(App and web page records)
=======
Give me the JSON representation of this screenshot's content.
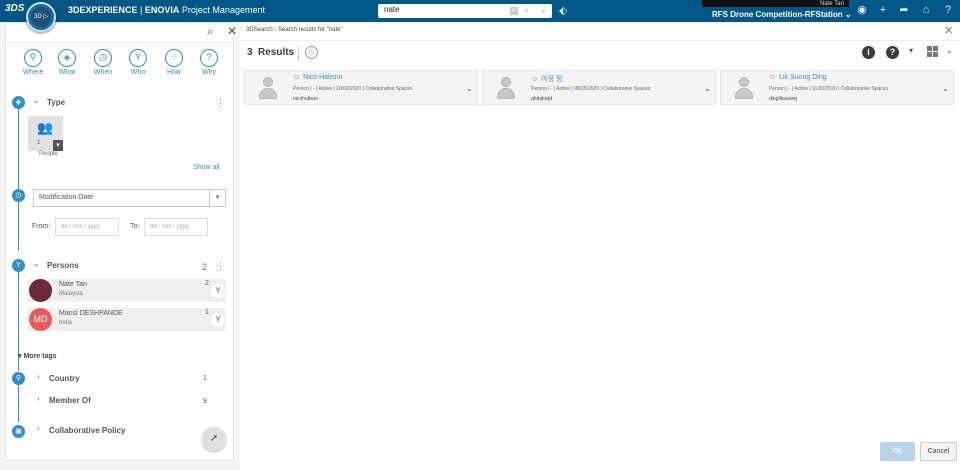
{
  "topbar": {
    "logo": "3DS",
    "compass_label": "3D  ▷  V,R",
    "brand": "3DEXPERIENCE",
    "app": "ENOVIA",
    "app_name": "Project Management",
    "search_value": "nate",
    "user": "Nate Tan",
    "collab_space": "RFS Drone Competition-RFStation",
    "icons": [
      "tag-icon",
      "user-icon",
      "plus-icon",
      "share-icon",
      "home-icon",
      "help-icon"
    ]
  },
  "filters": {
    "wtabs": [
      {
        "label": "Where",
        "icon": "location-icon"
      },
      {
        "label": "What",
        "icon": "cube-icon"
      },
      {
        "label": "When",
        "icon": "clock-icon"
      },
      {
        "label": "Who",
        "icon": "person-filter-icon"
      },
      {
        "label": "How",
        "icon": "network-icon"
      },
      {
        "label": "Why",
        "icon": "question-icon"
      }
    ],
    "type": {
      "title": "Type",
      "tile_count": "1",
      "tile_label": "People",
      "show_all": "Show all"
    },
    "modification": {
      "select_value": "Modification Date",
      "from_label": "From:",
      "to_label": "To:",
      "from_placeholder": "dd / mm / yyyy",
      "to_placeholder": "dd / mm / yyyy"
    },
    "persons": {
      "title": "Persons",
      "count": "2",
      "items": [
        {
          "name": "Nate Tan",
          "country": "Malaysia",
          "count": "2",
          "avatar_text": ""
        },
        {
          "name": "Mansi DESHPANDE",
          "country": "India",
          "count": "1",
          "avatar_text": "MD"
        }
      ]
    },
    "more_tags": "More tags",
    "sub_tags": [
      {
        "label": "Country",
        "count": "1"
      },
      {
        "label": "Member Of",
        "count": "9"
      }
    ],
    "collab_policy": "Collaborative Policy"
  },
  "results": {
    "header_title": "3DSearch - Search results for \"nate\"",
    "count": "3",
    "label": "Results",
    "cards": [
      {
        "name": "Nico Halisno",
        "meta": "Person | - | Active | 10/09/2020 | Collaborative Spaces",
        "login": "nicohalisno"
      },
      {
        "name": "아정 정",
        "meta": "Person | - | Active | 08/25/2020 | Collaborative Spaces",
        "login": "qhdgkwjd"
      },
      {
        "name": "Lik Suong Ding",
        "meta": "Person | - | Active | 11/30/2020 | Collaborative Spaces",
        "login": "dinglikauong"
      }
    ],
    "ok_label": "OK",
    "cancel_label": "Cancel"
  },
  "colors": {
    "topbar": "#005686",
    "accent": "#368ec4",
    "avatar_md": "#e65c5c"
  }
}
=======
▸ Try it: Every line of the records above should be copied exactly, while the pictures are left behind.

▸ Answer to this task:
Give me the JSON representation of this screenshot's content.
{
  "topbar": {
    "logo": "3DS",
    "compass_label": "3D  ▷  V,R",
    "brand": "3DEXPERIENCE",
    "app": "ENOVIA",
    "app_name": "Project Management",
    "search_value": "nate",
    "user": "Nate Tan",
    "collab_space": "RFS Drone Competition-RFStation",
    "icons": [
      "tag-icon",
      "user-icon",
      "plus-icon",
      "share-icon",
      "home-icon",
      "help-icon"
    ]
  },
  "filters": {
    "wtabs": [
      {
        "label": "Where",
        "icon": "location-icon"
      },
      {
        "label": "What",
        "icon": "cube-icon"
      },
      {
        "label": "When",
        "icon": "clock-icon"
      },
      {
        "label": "Who",
        "icon": "person-filter-icon"
      },
      {
        "label": "How",
        "icon": "network-icon"
      },
      {
        "label": "Why",
        "icon": "question-icon"
      }
    ],
    "type": {
      "title": "Type",
      "tile_count": "1",
      "tile_label": "People",
      "show_all": "Show all"
    },
    "modification": {
      "select_value": "Modification Date",
      "from_label": "From:",
      "to_label": "To:",
      "from_placeholder": "dd / mm / yyyy",
      "to_placeholder": "dd / mm / yyyy"
    },
    "persons": {
      "title": "Persons",
      "count": "2",
      "items": [
        {
          "name": "Nate Tan",
          "country": "Malaysia",
          "count": "2",
          "avatar_text": ""
        },
        {
          "name": "Mansi DESHPANDE",
          "country": "India",
          "count": "1",
          "avatar_text": "MD"
        }
      ]
    },
    "more_tags": "More tags",
    "sub_tags": [
      {
        "label": "Country",
        "count": "1"
      },
      {
        "label": "Member Of",
        "count": "9"
      }
    ],
    "collab_policy": "Collaborative Policy"
  },
  "results": {
    "header_title": "3DSearch - Search results for \"nate\"",
    "count": "3",
    "label": "Results",
    "cards": [
      {
        "name": "Nico Halisno",
        "meta": "Person | - | Active | 10/09/2020 | Collaborative Spaces",
        "login": "nicohalisno"
      },
      {
        "name": "아정 정",
        "meta": "Person | - | Active | 08/25/2020 | Collaborative Spaces",
        "login": "qhdgkwjd"
      },
      {
        "name": "Lik Suong Ding",
        "meta": "Person | - | Active | 11/30/2020 | Collaborative Spaces",
        "login": "dinglikauong"
      }
    ],
    "ok_label": "OK",
    "cancel_label": "Cancel"
  },
  "colors": {
    "topbar": "#005686",
    "accent": "#368ec4",
    "avatar_md": "#e65c5c"
  }
}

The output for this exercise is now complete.